The Famous Spiegeltent is a portable device, a bit like the Tardis, that appears magically to host performances of all kinds in all sorts of places. Built in 1920, it apparently, in the 1930s, hosted Marlene Dietrich singing ‘Falling in Love Again.’ A few years ago, when I was still doing a mix of spoken word and music, I was lucky enough to perform in it in three separate years as part of the Edinburgh International Book Festival’s evening series, Unbound. Then it disappeared.
Well, not really. It was still somewhere in this space-time continuum, hosting great performances. However, it wasn’t in Edinburgh’s Charlotte Square, because the owners of the gardens which the Book Festival took over every August (no doubt for a fee) had decided having all these common people tramping over their grass and enjoying themselves was de trop and banned the Spiegeltent.
Yeah, I know. I’ve still to go to the Book Festival (that’s next weekend) and see what, if anything, has been allowed in Charlotte Square or if it’s restored to its rest-of-the year humdrum nature in full – there’s talk of most, if not all of the EIBF events being staged along nearby George Street.
Charlotte Square, sans book festival
However, in the meantime, good news!

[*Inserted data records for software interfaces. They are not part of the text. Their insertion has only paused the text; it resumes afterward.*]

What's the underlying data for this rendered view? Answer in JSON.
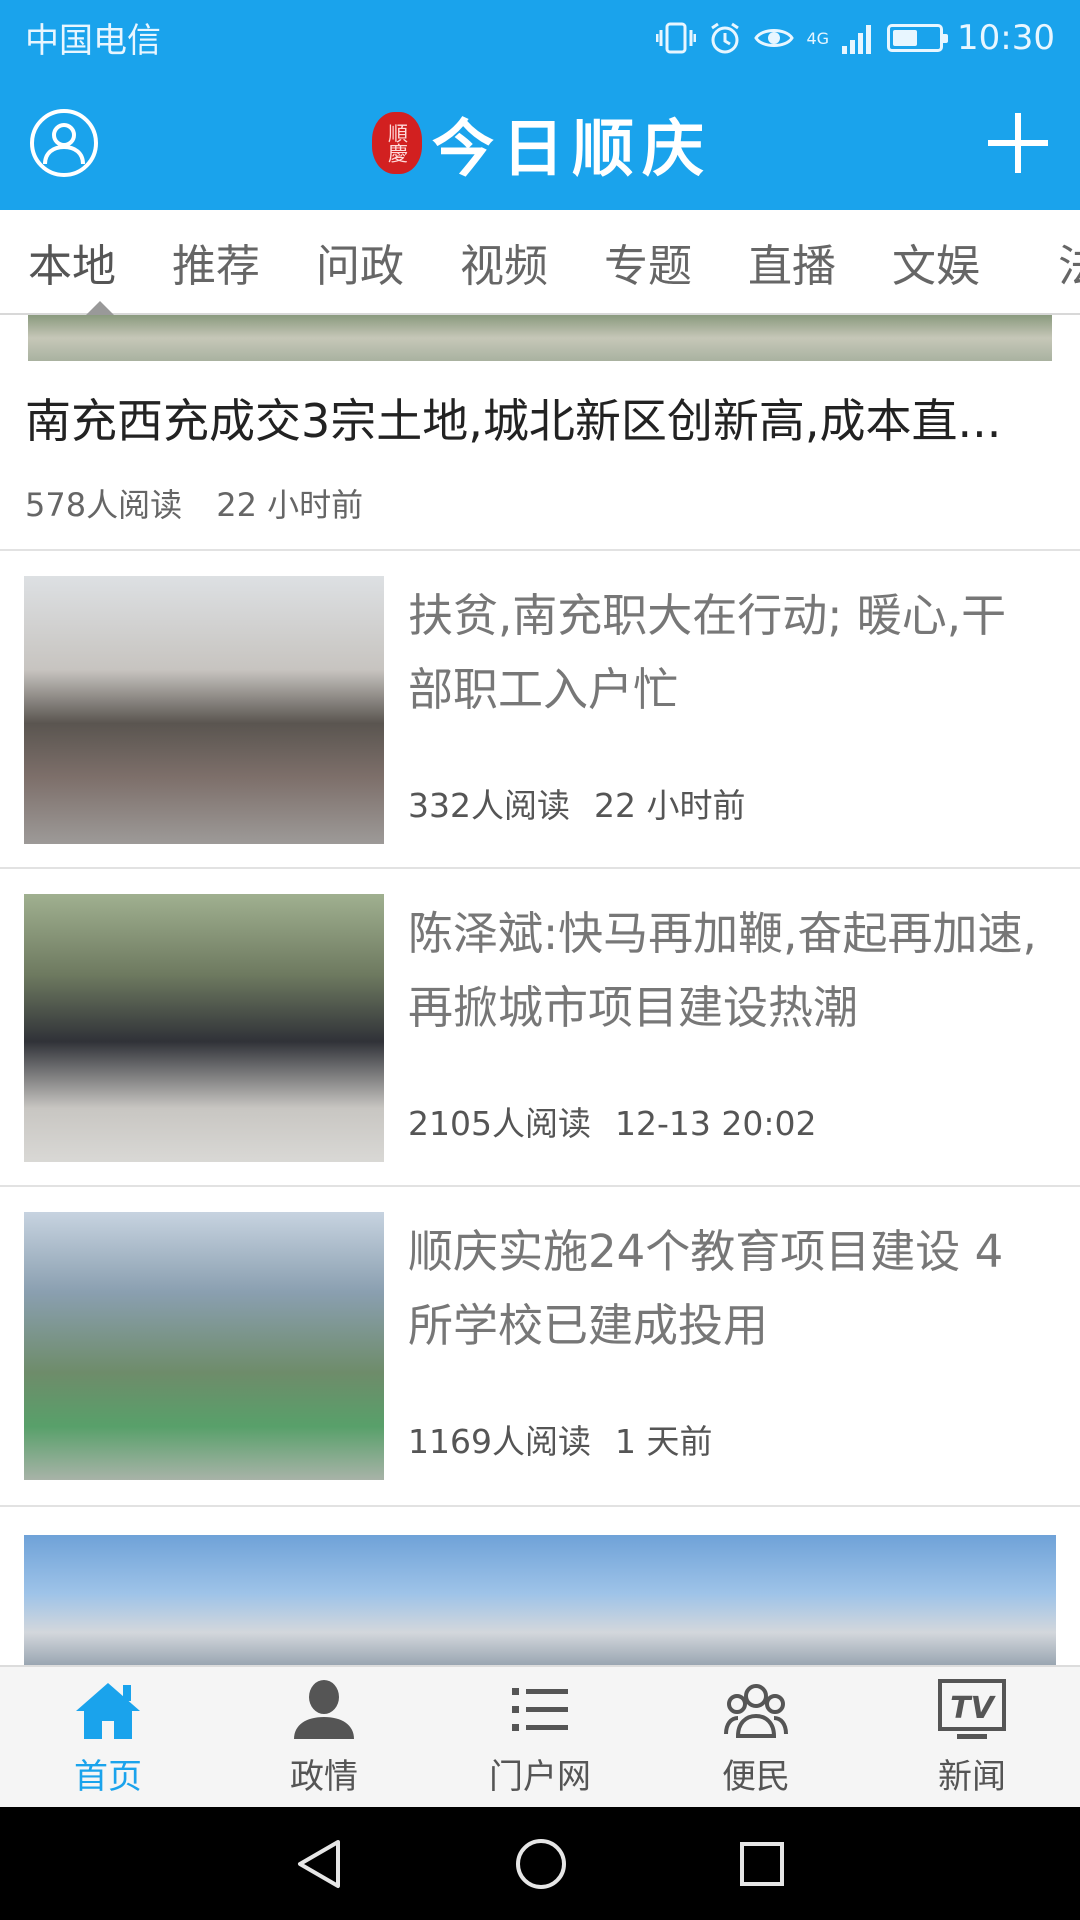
{
  "status_bar": {
    "carrier": "中国电信",
    "network": "4G",
    "time": "10:30",
    "battery_level": 0.55
  },
  "header": {
    "logo_seal": "順慶",
    "logo_text": "今日顺庆",
    "icons": [
      "avatar-icon",
      "plus-icon"
    ]
  },
  "tabs": [
    {
      "label": "本地",
      "active": true
    },
    {
      "label": "推荐"
    },
    {
      "label": "问政"
    },
    {
      "label": "视频"
    },
    {
      "label": "专题"
    },
    {
      "label": "直播"
    },
    {
      "label": "文娱"
    },
    {
      "label": "法"
    }
  ],
  "feed": {
    "featured": {
      "title": "南充西充成交3宗土地,城北新区创新高,成本直...",
      "reads": "578人阅读",
      "time": "22 小时前"
    },
    "items": [
      {
        "title": "扶贫,南充职大在行动; 暖心,干部职工入户忙",
        "reads": "332人阅读",
        "time": "22 小时前"
      },
      {
        "title": "陈泽斌:快马再加鞭,奋起再加速,再掀城市项目建设热潮",
        "reads": "2105人阅读",
        "time": "12-13 20:02"
      },
      {
        "title": "顺庆实施24个教育项目建设 4所学校已建成投用",
        "reads": "1169人阅读",
        "time": "1 天前"
      }
    ]
  },
  "bottom_nav": [
    {
      "label": "首页",
      "icon": "home-icon",
      "active": true
    },
    {
      "label": "政情",
      "icon": "person-icon"
    },
    {
      "label": "门户网",
      "icon": "list-icon"
    },
    {
      "label": "便民",
      "icon": "group-icon"
    },
    {
      "label": "新闻",
      "icon": "tv-icon",
      "icon_text": "TV"
    }
  ],
  "colors": {
    "brand_blue": "#1aa3ec",
    "seal_red": "#d22020"
  }
}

The Spiegeltent has beamed down to the Meadows, that fine piece of common ground on the south side of Edinburgh’s city centre. And, in keeping with its tradition of hosting brilliant chanteuses (I’m definitely thinking Dietrich here, not yours truly) it’s the venue for Camille O’Sullivan‘s latest show, Where Are We Now?
The Spiegeltent empty

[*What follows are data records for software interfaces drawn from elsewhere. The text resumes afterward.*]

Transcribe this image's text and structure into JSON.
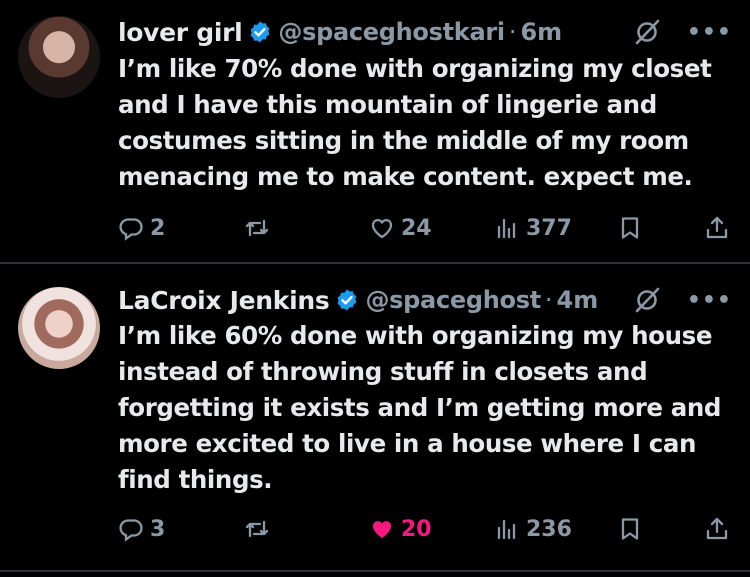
{
  "tweets": [
    {
      "display_name": "lover girl",
      "handle": "@spaceghostkari",
      "separator": "·",
      "time": "6m",
      "text": "I’m like 70% done with organizing my closet and I have this mountain of lingerie and costumes sitting in the middle of my room menacing me to make content. expect me.",
      "replies": "2",
      "likes": "24",
      "views": "377",
      "liked": false
    },
    {
      "display_name": "LaCroix Jenkins",
      "handle": "@spaceghost",
      "separator": "·",
      "time": "4m",
      "text": "I’m like 60% done with organizing my house instead of throwing stuff in closets and forgetting it exists and I’m getting more and more excited to live in a house where I can find things.",
      "replies": "3",
      "likes": "20",
      "views": "236",
      "liked": true
    }
  ],
  "colors": {
    "background": "#000000",
    "text": "#e7e9ea",
    "muted": "#8b98a5",
    "verified": "#1d9bf0",
    "like_active": "#f91880",
    "divider": "#2f3336"
  },
  "icons": [
    "verified-badge-icon",
    "grok-icon",
    "more-icon",
    "reply-icon",
    "retweet-icon",
    "like-icon",
    "views-icon",
    "bookmark-icon",
    "share-icon"
  ]
}
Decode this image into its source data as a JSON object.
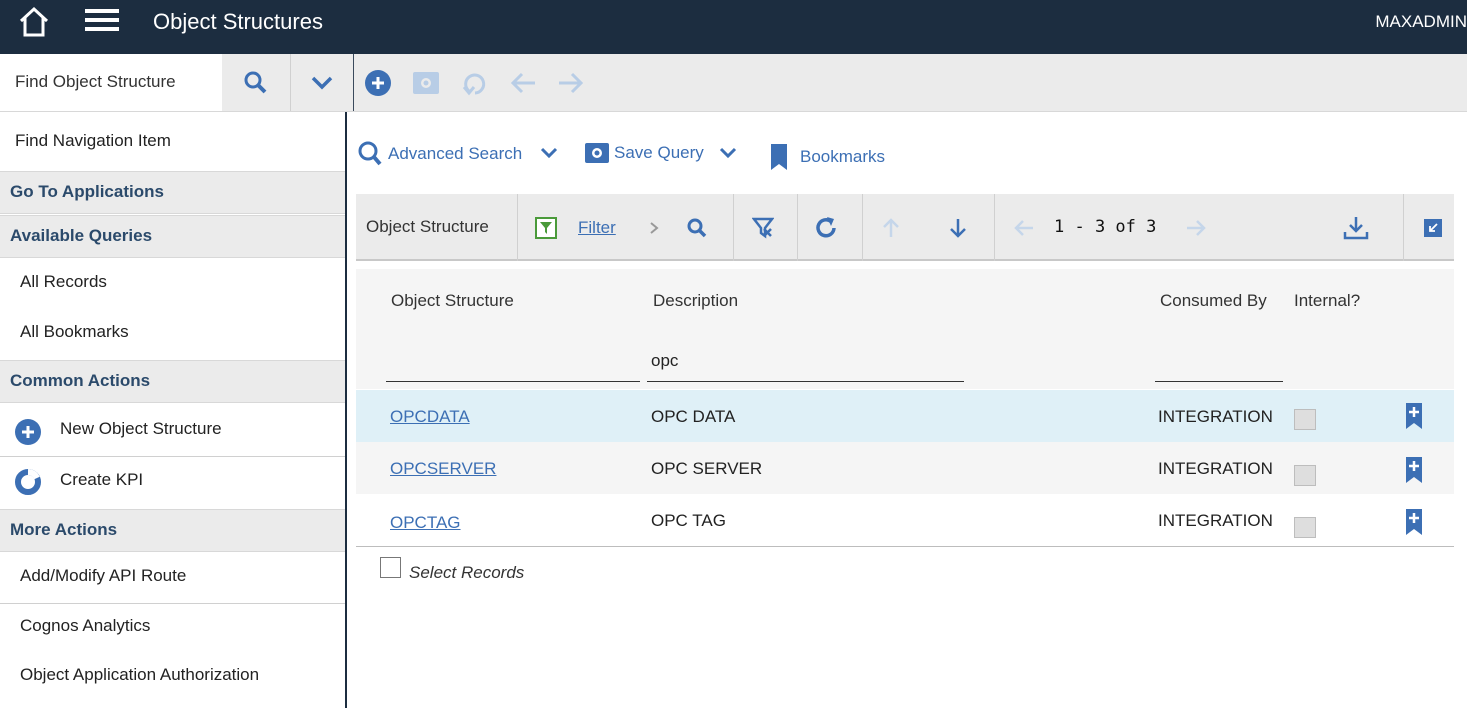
{
  "header": {
    "title": "Object Structures",
    "user": "MAXADMIN"
  },
  "toolbar": {
    "find_label": "Find Object Structure"
  },
  "sidebar": {
    "find_nav": "Find Navigation Item",
    "go_to_apps": "Go To Applications",
    "available_queries": "Available Queries",
    "queries": [
      "All Records",
      "All Bookmarks"
    ],
    "common_actions": "Common Actions",
    "common": [
      "New Object Structure",
      "Create KPI"
    ],
    "more_actions": "More Actions",
    "more": [
      "Add/Modify API Route",
      "Cognos Analytics",
      "Object Application Authorization"
    ]
  },
  "links": {
    "advanced_search": "Advanced Search",
    "save_query": "Save Query",
    "bookmarks": "Bookmarks"
  },
  "list_toolbar": {
    "title": "Object Structure",
    "filter": "Filter",
    "pagination": "1 - 3 of 3"
  },
  "table": {
    "columns": [
      "Object Structure",
      "Description",
      "Consumed By",
      "Internal?"
    ],
    "filter_description": "opc",
    "rows": [
      {
        "name": "OPCDATA",
        "description": "OPC DATA",
        "consumed_by": "INTEGRATION",
        "internal": false
      },
      {
        "name": "OPCSERVER",
        "description": "OPC SERVER",
        "consumed_by": "INTEGRATION",
        "internal": false
      },
      {
        "name": "OPCTAG",
        "description": "OPC TAG",
        "consumed_by": "INTEGRATION",
        "internal": false
      }
    ],
    "select_records": "Select Records"
  },
  "colors": {
    "header_bg": "#1c2d40",
    "accent": "#3c6fb4",
    "selected_row": "#dff0f7",
    "section_text": "#2b4a6b"
  }
}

Saturday night was Camille’s second performance of a run that goes on until 24th August, and, in recognition of this, it and the night before were cheaper. However, any glitches in the performance were due, not to Camille or her excellent three-piece band of guitar, keyboards/piano and drums, but to the nature of the venue and its surrounds.
The Spiegeltent is a fantastic space to perform, or watch a performance, in. I must admit I’m glad now I didn’t know quite how historic it was when I did my shows in it, or I’d have dropped my guitar at the prospect. However, it does have one drawback – despite all the wood, mirrors and brocade, it is, when all’s said and done, a tent. And that means sound bleed.
When it was located in Charlotte Square, that wasn’t such a problem – any book festival events still ongoing are some distance away and tend to be just authors droning on about their stuff. The only thing we had to try to do was time the half way break to cope with the fireworks at the Castle which signalled the end of the Military Tattoo (of which more later). In comparison, in the Meadows, the Spiegeltent has a bustling inter-venue bar outside, and a big blue circus tent type affair with other music shows ongoing about fifty metres away.
That might not be a problem for some shows. However, Camille’s performances range from full-on rockers to, to take an example from this set, an a capella version of a Jacques Brel song. She is a dramatic, dynamic, performer, who takes you on a musical odyssey through the full gamut of emotions with carefully-chosen dark materials from some of the great songwriters of the last 70 years or so. In other words, the perfect performer in many ways for the Spiegeltent – if it wasn’t for the sound bleed.
As it was, O’Sullivan spent much of the early part of the show making a single-finger gesture at the back of the audience – a plea for the sound guy to turn her monitor, the guitar, the keyboard, everything, up. It was a pity, because the performance was otherwise up to her usual brilliant standard (this was the third time I’d seen her). However, the best songs were, inevitably, the louder ones. Bowie dominated the early part of the set, and there was a great version of ‘Rock n’ Roll Suicide; Nick Cave’s ‘Mercy Seat’ got a barn – or tent – storming interpretation too.
Good as those were, my personal favourites were The Leonard Cohen covers she did towards the end: opening with a snatch of ‘You Want It Darker,’ from the master’s eponymous final album, she segued into ‘The Future,’ an older song apposite for our troubled times. My absolute favourite, though, was Cohen’s ‘Anthem,’ a fitting, uplifting, closer to a musical commentary on where we are now: ‘There is a crack, a crack in everything/that’s how the light gets in…’
Not even the post-Tattoo fireworks (which seemed to have more than one go) could interrupt. A two-song encore, including old favourite, Nick Cave’s ‘Ship Song,’ and she was gone into the night. Camille will have less distracted performances than this: but the material is strong, and her performances of it as incendiary as ever.
Next time, just cancel the fireworks and beam the Spiegeltent to our back garden, eh? The neighbours are really quiet.